China’s Ultra-Rich See Shrinking Personal Fortunes
Assistant Producer, CNBC Asia
Almost half of China’s ultra-rich saw their wealth shrink in the past year as the Chinese stock markets slumped, according to an annual ranking of the country’s 1000 richest individuals, with those in the solar and textile sectors the hardest hit.
The average wealth of the country’s richest fell 9 percent from the previous year to $860 million, while the number of billionaires fell to 251, from 271, the 2012 Hurun Rich List showed.
Of the wealthiest 1,000 individuals, 469 saw their wealth shrink, 291 saw their wealth grow, while 114 stayed the same. There were 150 new faces in the list this year.
Beverage magnate Zong Qinghou, who topped the list in 2010, regained the top spot with a personal fortune of $12.6 billion, thanks to his 80 percent holding of soft drinks brand Wahaha which reported net profits of over $1 billion last year.
Entertainment and real estate tycoon Wang Jianlin, who topped the rankings last year, slipped to second place with personal wealth of $10.3 billion. Wang shook up the entertainment industry earlier this year, with his $2.6 billion acquisition of U.S. cinema chain AMC Entertainment - the largest-ever international acquisition by an individual on the rich list.
But wealth in the solar and textile industries waned. Qiu Guanghe of garment maker Senmir, who placed at 58, saw his wealth plunge by 60 percent to $2.2 billion. While Zhu Gongshan, chairman of GCL-Poly - the world's largest producers of polysilicon and wafers used in solar panels, who ranked at 168, had his wealth decline by nearly 60 percent.

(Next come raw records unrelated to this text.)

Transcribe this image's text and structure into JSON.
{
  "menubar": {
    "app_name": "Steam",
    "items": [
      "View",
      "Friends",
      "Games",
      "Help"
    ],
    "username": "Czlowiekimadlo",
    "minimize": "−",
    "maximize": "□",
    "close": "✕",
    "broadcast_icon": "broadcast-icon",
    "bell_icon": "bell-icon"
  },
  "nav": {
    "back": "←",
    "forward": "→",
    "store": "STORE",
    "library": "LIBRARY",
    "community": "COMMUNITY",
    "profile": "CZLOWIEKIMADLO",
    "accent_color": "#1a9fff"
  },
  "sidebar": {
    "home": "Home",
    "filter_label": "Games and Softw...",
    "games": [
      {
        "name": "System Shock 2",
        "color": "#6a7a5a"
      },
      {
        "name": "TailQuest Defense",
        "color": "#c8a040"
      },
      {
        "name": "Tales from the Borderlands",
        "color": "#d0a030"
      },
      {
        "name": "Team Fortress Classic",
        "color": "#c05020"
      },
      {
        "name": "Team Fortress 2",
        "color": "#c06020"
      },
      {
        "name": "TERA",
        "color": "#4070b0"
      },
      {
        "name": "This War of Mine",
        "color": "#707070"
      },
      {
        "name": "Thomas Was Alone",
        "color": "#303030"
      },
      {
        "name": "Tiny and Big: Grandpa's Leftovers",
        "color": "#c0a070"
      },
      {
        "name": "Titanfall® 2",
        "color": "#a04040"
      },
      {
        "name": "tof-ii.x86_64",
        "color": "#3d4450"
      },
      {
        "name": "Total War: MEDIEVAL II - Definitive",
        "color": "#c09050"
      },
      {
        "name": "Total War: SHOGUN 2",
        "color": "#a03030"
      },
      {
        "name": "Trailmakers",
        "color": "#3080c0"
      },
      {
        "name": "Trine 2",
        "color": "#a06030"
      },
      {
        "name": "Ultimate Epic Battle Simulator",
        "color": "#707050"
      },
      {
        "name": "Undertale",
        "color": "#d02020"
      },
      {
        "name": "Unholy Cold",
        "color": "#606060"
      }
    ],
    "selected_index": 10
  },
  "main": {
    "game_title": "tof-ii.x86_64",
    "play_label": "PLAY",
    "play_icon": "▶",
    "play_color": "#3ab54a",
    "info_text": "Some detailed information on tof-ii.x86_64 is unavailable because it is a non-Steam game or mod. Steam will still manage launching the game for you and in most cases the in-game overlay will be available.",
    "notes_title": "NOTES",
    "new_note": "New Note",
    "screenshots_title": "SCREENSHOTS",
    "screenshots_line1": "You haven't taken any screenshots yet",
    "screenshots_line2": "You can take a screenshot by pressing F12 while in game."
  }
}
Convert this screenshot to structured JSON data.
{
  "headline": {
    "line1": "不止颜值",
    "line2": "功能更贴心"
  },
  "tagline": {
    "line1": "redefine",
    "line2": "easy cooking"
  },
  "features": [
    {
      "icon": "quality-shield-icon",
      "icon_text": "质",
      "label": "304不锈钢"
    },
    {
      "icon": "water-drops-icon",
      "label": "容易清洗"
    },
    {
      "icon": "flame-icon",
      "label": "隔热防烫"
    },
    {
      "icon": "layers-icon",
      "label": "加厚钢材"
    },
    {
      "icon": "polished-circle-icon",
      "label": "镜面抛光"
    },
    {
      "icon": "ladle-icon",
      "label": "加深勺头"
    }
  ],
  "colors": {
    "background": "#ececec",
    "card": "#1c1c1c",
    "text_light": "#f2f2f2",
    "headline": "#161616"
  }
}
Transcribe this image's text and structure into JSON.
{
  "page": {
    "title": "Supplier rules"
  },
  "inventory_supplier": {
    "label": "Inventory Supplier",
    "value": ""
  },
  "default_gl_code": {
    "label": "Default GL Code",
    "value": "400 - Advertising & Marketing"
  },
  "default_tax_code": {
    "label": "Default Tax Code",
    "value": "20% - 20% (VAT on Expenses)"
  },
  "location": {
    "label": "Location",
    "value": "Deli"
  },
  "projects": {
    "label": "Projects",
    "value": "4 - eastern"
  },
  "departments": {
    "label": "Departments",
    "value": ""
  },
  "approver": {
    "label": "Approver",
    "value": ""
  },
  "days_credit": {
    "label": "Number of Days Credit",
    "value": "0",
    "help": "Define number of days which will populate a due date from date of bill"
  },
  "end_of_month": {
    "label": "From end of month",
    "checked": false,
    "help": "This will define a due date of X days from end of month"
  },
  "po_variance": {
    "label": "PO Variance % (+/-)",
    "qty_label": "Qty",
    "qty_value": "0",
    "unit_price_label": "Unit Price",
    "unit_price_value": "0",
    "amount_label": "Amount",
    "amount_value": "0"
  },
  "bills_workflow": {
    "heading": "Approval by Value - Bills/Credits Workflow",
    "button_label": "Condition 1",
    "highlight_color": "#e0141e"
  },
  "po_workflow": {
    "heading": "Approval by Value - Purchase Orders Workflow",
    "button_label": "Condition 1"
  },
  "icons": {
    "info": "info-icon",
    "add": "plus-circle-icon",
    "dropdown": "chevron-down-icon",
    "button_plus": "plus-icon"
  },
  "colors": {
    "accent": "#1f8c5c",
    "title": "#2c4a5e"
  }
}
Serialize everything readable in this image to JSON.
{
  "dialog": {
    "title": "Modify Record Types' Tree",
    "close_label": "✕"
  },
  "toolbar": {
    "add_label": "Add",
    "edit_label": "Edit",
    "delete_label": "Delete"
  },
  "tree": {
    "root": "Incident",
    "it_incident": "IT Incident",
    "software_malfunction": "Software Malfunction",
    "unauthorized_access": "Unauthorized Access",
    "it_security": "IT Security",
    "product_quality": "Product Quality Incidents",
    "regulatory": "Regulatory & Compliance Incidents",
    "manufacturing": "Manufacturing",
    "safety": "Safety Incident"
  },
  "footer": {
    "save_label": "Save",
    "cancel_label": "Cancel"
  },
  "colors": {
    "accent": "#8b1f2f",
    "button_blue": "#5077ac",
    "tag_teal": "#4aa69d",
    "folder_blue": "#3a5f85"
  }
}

China’s solar sector has been suffering from a sharp decline in profitability due to slumping global sales and high domestic competition, while growth in the mainland textile sector is slowing under weak demand both domestically and externally.
Adding to these pressures has been the dismal performance of China’s stock market , which is down 8 percent this year, after declining more than 20 percent in 2011.
For the first time since 1999, income from property dropped into second place as the top source of wealth, behind manufacturing. Nick Kounis, Head of Macro Research, Group Economics, ABN AMRO, says this is a reflection of the changing structure of China’s economy, away from property towards consumption.
Slideshow: China's Wealthiest Billionaires
“If they are successful (in this structural change), we should get more retail magnates as the consumer revival takes shape,” Kounis told CNBC.
Among the fastest climbers in the list was vehicle maker and 18th Party Congress delegate Wei Jianju. Wei, who ranked at 39, saw his wealth shoot up to $2.8 billion from $1 billion driven by the listing of carmaker Great Wall Motors .
Meantime, property tycoon Wu Yajun, retained her position as China’s richest women, with personal wealth of $6 billion. The 47-year old ranked in the 8th spot, slipping down one position from last year.
- By CNBC's Ansuya Harjani